"Some of the early comments on the proposed rule suggest that some providers lack the capital they need to invest in the infrastructure, like information systems and staff for care coordination," Berwick said. Under this second option, "providers who lack access to capital could make those investments under the idea of an accelerated payment program by accessing shared savings early."
Organizations now participating in CMS' Physician Group Practice (PGP) demonstration projects would not be precluded from joining in as "pioneers," Berwick said.
"PGP sites are quite suitable in terms of the competence and experience to be pioneers, if they choose to," he said. A link to the "Pioneer" application rules and procedures is here.
The agency is requesting comments from providers on the advance payment model proposal by June 17.
The third enticement comes in the form of education and training. The agency is organizing a series of four free Accelerated Development Learning Sessions, which Berwick says should be useful in giving providers access to knowledge and expertise to set up their own ACOs. The sessions will include explanations on core competencies such as improved care delivery to increase quality and reducing costs and using health information technology and data resources.

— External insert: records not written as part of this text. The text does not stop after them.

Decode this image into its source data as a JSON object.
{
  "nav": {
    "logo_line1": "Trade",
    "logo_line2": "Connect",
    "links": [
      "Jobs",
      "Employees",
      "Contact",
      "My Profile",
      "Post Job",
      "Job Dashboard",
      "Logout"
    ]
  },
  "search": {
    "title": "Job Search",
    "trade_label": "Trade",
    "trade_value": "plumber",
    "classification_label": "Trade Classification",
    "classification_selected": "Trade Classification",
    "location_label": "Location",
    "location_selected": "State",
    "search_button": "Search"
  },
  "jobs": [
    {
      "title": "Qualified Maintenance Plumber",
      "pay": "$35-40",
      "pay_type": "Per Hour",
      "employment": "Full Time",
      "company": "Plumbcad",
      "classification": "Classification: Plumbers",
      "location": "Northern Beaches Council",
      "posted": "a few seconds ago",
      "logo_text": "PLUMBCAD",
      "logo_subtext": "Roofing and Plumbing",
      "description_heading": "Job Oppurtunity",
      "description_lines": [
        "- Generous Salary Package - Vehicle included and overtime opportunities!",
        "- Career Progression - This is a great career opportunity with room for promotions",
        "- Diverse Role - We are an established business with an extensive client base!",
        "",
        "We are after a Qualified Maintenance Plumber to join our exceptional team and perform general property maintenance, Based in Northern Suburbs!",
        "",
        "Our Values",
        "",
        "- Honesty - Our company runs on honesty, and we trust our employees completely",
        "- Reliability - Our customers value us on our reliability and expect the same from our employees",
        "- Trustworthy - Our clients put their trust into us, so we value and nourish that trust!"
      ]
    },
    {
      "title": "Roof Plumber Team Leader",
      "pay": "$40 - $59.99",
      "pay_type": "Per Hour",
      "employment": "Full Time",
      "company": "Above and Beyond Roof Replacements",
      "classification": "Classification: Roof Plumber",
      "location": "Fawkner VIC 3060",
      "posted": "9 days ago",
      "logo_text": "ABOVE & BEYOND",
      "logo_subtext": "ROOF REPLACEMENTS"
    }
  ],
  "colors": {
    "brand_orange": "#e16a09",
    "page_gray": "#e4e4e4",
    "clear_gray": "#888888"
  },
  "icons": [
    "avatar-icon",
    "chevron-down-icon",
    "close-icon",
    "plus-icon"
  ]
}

Berwick acknowledged the volume of concerns providers have expressed about the first ACO model, saying his agency has been "listening closely to input from all sorts of stakeholders so we can modify and improve the proposed rule into an even better final rule."
But he cautioned that the task is a "very challenging job because the ground rules for ACOs have to strike careful balances in a number of dimensions. For example, they have to give providers incentives to achieve savings, and tools, to help coordinate and improve care.
"We also need to make sure that providers don't stint on care or withhold care when it's needed in pursuit of those incentives."